◆ **Required action**:
The expected output is an exact restatement of all the records.

--

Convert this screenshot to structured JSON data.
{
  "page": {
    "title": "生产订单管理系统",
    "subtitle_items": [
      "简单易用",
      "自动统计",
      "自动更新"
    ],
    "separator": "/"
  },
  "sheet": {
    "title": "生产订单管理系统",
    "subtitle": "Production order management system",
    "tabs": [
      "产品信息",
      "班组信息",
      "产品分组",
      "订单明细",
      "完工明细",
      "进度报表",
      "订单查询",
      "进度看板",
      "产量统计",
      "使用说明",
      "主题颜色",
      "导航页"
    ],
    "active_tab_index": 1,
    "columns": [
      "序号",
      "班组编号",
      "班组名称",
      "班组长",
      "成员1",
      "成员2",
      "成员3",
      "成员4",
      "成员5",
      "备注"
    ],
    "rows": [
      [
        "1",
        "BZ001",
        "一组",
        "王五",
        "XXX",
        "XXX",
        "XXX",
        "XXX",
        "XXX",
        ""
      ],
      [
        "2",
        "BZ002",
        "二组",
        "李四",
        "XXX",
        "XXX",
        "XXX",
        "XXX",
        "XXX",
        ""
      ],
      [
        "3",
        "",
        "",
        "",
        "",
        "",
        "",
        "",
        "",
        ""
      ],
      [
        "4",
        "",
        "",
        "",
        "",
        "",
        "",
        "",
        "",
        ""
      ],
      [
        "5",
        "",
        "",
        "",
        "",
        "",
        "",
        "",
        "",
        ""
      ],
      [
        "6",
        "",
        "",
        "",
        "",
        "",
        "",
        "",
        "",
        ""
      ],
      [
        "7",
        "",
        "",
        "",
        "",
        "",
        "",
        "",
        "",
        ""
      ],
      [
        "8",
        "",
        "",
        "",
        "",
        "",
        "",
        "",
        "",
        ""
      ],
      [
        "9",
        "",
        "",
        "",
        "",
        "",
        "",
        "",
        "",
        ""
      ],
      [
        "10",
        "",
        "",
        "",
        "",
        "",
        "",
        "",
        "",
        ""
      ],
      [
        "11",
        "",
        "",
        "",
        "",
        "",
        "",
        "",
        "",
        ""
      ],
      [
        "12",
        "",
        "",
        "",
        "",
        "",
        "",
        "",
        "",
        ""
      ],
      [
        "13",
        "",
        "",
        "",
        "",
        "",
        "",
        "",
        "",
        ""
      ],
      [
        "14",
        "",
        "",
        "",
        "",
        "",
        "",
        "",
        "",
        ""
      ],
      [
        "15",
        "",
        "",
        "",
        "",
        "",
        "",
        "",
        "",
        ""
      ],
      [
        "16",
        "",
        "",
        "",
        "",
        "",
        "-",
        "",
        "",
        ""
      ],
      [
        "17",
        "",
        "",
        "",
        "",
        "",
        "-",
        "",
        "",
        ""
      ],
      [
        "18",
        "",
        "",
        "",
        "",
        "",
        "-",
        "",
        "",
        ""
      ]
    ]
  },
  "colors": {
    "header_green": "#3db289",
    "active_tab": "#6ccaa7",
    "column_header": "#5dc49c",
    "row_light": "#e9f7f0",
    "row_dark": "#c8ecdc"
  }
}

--

◆ **Solved problem**:
Convert this screenshot to structured JSON data.
{
  "page": {
    "title": "生产订单管理系统",
    "subtitle_items": [
      "简单易用",
      "自动统计",
      "自动更新"
    ],
    "separator": "/"
  },
  "sheet": {
    "title": "生产订单管理系统",
    "subtitle": "Production order management system",
    "tabs": [
      "产品信息",
      "班组信息",
      "产品分组",
      "订单明细",
      "完工明细",
      "进度报表",
      "订单查询",
      "进度看板",
      "产量统计",
      "使用说明",
      "主题颜色",
      "导航页"
    ],
    "active_tab_index": 1,
    "columns": [
      "序号",
      "班组编号",
      "班组名称",
      "班组长",
      "成员1",
      "成员2",
      "成员3",
      "成员4",
      "成员5",
      "备注"
    ],
    "rows": [
      [
        "1",
        "BZ001",
        "一组",
        "王五",
        "XXX",
        "XXX",
        "XXX",
        "XXX",
        "XXX",
        ""
      ],
      [
        "2",
        "BZ002",
        "二组",
        "李四",
        "XXX",
        "XXX",
        "XXX",
        "XXX",
        "XXX",
        ""
      ],
      [
        "3",
        "",
        "",
        "",
        "",
        "",
        "",
        "",
        "",
        ""
      ],
      [
        "4",
        "",
        "",
        "",
        "",
        "",
        "",
        "",
        "",
        ""
      ],
      [
        "5",
        "",
        "",
        "",
        "",
        "",
        "",
        "",
        "",
        ""
      ],
      [
        "6",
        "",
        "",
        "",
        "",
        "",
        "",
        "",
        "",
        ""
      ],
      [
        "7",
        "",
        "",
        "",
        "",
        "",
        "",
        "",
        "",
        ""
      ],
      [
        "8",
        "",
        "",
        "",
        "",
        "",
        "",
        "",
        "",
        ""
      ],
      [
        "9",
        "",
        "",
        "",
        "",
        "",
        "",
        "",
        "",
        ""
      ],
      [
        "10",
        "",
        "",
        "",
        "",
        "",
        "",
        "",
        "",
        ""
      ],
      [
        "11",
        "",
        "",
        "",
        "",
        "",
        "",
        "",
        "",
        ""
      ],
      [
        "12",
        "",
        "",
        "",
        "",
        "",
        "",
        "",
        "",
        ""
      ],
      [
        "13",
        "",
        "",
        "",
        "",
        "",
        "",
        "",
        "",
        ""
      ],
      [
        "14",
        "",
        "",
        "",
        "",
        "",
        "",
        "",
        "",
        ""
      ],
      [
        "15",
        "",
        "",
        "",
        "",
        "",
        "",
        "",
        "",
        ""
      ],
      [
        "16",
        "",
        "",
        "",
        "",
        "",
        "-",
        "",
        "",
        ""
      ],
      [
        "17",
        "",
        "",
        "",
        "",
        "",
        "-",
        "",
        "",
        ""
      ],
      [
        "18",
        "",
        "",
        "",
        "",
        "",
        "-",
        "",
        "",
        ""
      ]
    ]
  },
  "colors": {
    "header_green": "#3db289",
    "active_tab": "#6ccaa7",
    "column_header": "#5dc49c",
    "row_light": "#e9f7f0",
    "row_dark": "#c8ecdc"
  }
}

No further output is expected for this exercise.